Just like on the old test, the new math section is a mix of multiple choice and student-produced response, or “grid-in” questions. There’s just a small tweak here: “grid-in” questions are now mixed in throughout the math modules, instead of placed all together at the end of a section. In a move to reduce the reading burden in the math section, the number of word problems (what the College Board calls “in-context questions”) has been cut back, and these questions are written in a more straightforward style than on the old test. So far, the test seems to make up for this cutback with a slight increase in the number of questions testing geometry and trigonometry.
Most students are likely to find these updates appealing in terms of the actual test-day experience. In terms of prep, we find that not much has really changed. The shifts to the test format don’t reflect a big change in the high school level math skills tested on the SAT. Despite the availability of calculators throughout the test, students who are looking for high scores will do well to improve their facility with mental math, which cuts down on time per question and greatly increases students’ confidence. We teach our students to move beyond rote memorization and into a deeper understanding of how numbers behave. For truly standout scores, students need to be able to approach problems flexibly and see what’s happening from multiple angles. High level reading skills will continue to be an asset throughout all sections of the new digital SAT, including the math.
One thing students will want to be aware of is the new multi-stage adaptive testing format, which means that how a student does on Module One of a section will impact the difficulty level of questions they see on Module Two, and ultimately, the score they’re able to achieve. Strategies like Zinc’s skipping and coming back, which works with the brain’s natural way of processing information, will remain important for helping students maximize right answers and keep their focus while bypassing anxiety. We’ll look more at the adaptive test platform in a future post.
To learn more about the new digital SAT, check out College Board’s Digital SAT webpage.
To find out how Zinc can help your child approach the math section (and the math they see in school) with flexibility and confidence, email our Client Services team to set up a complimentary consultation.
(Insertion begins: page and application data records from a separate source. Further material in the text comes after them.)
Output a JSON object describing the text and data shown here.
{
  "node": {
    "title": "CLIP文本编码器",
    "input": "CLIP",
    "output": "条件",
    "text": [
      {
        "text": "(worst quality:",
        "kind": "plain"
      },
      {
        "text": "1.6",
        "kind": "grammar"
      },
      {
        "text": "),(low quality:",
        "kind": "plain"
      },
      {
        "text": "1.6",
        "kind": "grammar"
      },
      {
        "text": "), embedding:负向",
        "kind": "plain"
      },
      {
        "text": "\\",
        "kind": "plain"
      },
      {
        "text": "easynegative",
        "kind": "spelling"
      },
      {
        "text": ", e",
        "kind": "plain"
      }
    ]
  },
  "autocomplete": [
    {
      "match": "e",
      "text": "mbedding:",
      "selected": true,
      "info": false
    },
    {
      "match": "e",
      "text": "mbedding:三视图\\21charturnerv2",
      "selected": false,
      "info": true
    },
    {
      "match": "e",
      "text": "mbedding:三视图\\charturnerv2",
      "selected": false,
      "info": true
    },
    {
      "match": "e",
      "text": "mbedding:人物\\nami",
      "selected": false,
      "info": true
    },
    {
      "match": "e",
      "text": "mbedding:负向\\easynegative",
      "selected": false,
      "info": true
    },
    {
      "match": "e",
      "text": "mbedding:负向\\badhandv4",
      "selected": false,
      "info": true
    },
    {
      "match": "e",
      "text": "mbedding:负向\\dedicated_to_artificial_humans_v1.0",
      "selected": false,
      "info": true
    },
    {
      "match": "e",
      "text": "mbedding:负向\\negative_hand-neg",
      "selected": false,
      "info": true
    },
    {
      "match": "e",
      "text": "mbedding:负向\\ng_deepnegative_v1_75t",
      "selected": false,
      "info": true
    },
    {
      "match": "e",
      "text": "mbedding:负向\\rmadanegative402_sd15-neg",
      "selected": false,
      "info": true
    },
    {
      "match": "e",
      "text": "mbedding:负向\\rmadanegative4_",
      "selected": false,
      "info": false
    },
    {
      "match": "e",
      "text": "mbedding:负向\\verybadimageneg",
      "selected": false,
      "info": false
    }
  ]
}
Notes on the Reading/Writing Section The most striking difference in the new SAT Reading/Writing section is the length of passages. The new SAT uses what they call “discrete questions”; i.e. one short passage (25-150 words) followed by a single question. This is a departure from the paper version, which included fewer longer passages followed by […]